February 24, 2023

Vote No On HB527 Mining Operations Amendments

Utah is one of the fastest growing states in the country, and with that comes a great demand for aggregate materials used in housing and infrastructure (e.g. sand, gravel, and stone). The Wasatch Mountains are facing growing pressures from developers for mining operations, including the controversial open-pit mine proposed for Parleys Canyon. A new bill would make it far too easy for mining operations to expand, while allowing them to dodge local regulation.

Mines could easily expand.

The bill would make it easier for mine operators to establish a “vested mining right,” which is an unconditional right to use the land for mining purposes. This vested right could be transferred to land with any history of mining activity, as well as adjacent properties (even those yet to be mined) that are owned or acquired by mine operators. This deviates from the law’s original intent to protect existing mines, as opposed to promoting the creation of new mines without any regulation. 

Local governments would have no say in the matter. 

Mining operations would be exempt from local land use authority, regardless of the size of the mine.

The bill also imposes significant hurdles to challenging the validity of a vested mining use by imposing a time limit and redirecting where disputes are resolved. Any parties in opposition to a vested mining use would have one year to challenge it, after which it would be “conclusively established for all purposes.” Disputes would also be resolved by the Board of the Department of Oil, Gas and Mining (DOGM), instead of by district courts where property right disputes are routinely litigated. 

How much land could be impacted? 

This is a map of Utah’s active (green) and inactive (red) mines. These sites, including adjacent properties owned or acquired by mine operators, could be open to new mining. There are 35,000+ open mining claims throughout Utah, covering about 800,000 acres of land. This includes Tree Farm LLC’s proposed 634-acre gravel pit in Parleys Canyon. 

DNR Utah map of mining sites

Why we oppose HB527:

  • Local governments will not be able to restrict a mining operation, stripping them of their discretion to make decisions for the health and safety of their communities. 
  • Mining operations use a lot of water, namely for dust mitigation.
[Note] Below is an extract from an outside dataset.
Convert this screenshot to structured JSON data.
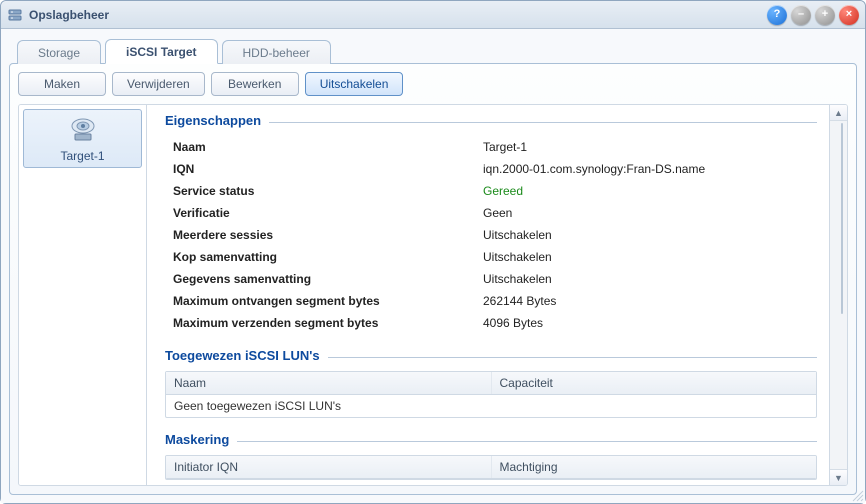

There's no telling what the exact impact of the bill would be on our water supply, only that it would require immense amounts of a resource we simply don't have. This bill could unravel any efforts to conserve water and save the Great Salt Lake while also in the midst of a drought.
  • Air quality would be severely compromised by dust and emissions on top of Salt Lake Valley’s already poor air quality, especially during winter inversions. 
  • A growing number of private property owners will be severely impacted. Those in the vicinity of a mine would face a decline in property value, along with poor air quality, water contamination risks, large quantities of dust, and noise and light pollution. 

Where did this bill come from? 

This bill modifies provisions of law that are part of a pending lawsuit between Tree Farm LLC and Salt Lake County over a county ordinance protecting the Wasatch Mountains, our air and watersheds from mining uses. This bill was authored with help from Granite Construction, their lobbyists, and attorney. It includes a backstop by changing policy for mines to never have local ordinances apply to mining use in the state of Utah.

At 634 acres, Tree Farm's proposed gravel pit would be the largest mining operation in the Wasatch since the establishment of the Point of the Mountain quarry. HB527’s expansion of what constitutes a “vested use” would likely include Tree Farm’s project site and its adjacent properties, totaling over 1,000 acres in Parleys Canyon

While the amount of water needed for this project has yet to be disclosed, it is estimated that there will be 144 truck trips per day to transport between 600 million and 1 billion gallons of water per year. This would undermine efforts by entities like Salt Lake City, who are trying to find ways to dedicate billions of gallons of water to the Great Salt Lake to keep the ecosystem on life support. 

The process of choosing a location for a mineral production zone (mining operation) should warrant careful consideration of the impacts on affected communities, wildlife, and environment. It’s not as straightforward as starting a mining operation at a site simply because it’s been mined before, or is next to another mine. 

This is a complicated issue for the Wasatch Mountains and the entire state of Utah. Save Our Canyons opposes HB527 and continues to work with government officials and community members to gather information and answer important questions about this bill. 

Out of abundance of caution and perhaps our last opportunity for civic engagement on mines impacting our communities, we are urging you to contact Gov. Spencer Cox, President Stuart Adams, Speaker Brad Wilson and your senator and representative. It may behoove you to include your local elected officials – they must know that protection of the Wasatch from Gravel Pits to Gondolas, road widening projects to reduction of wilderness protections are presently threatening the Wasatch. Mere years after the inking of an Accord to stand against these threats. 

What can you do?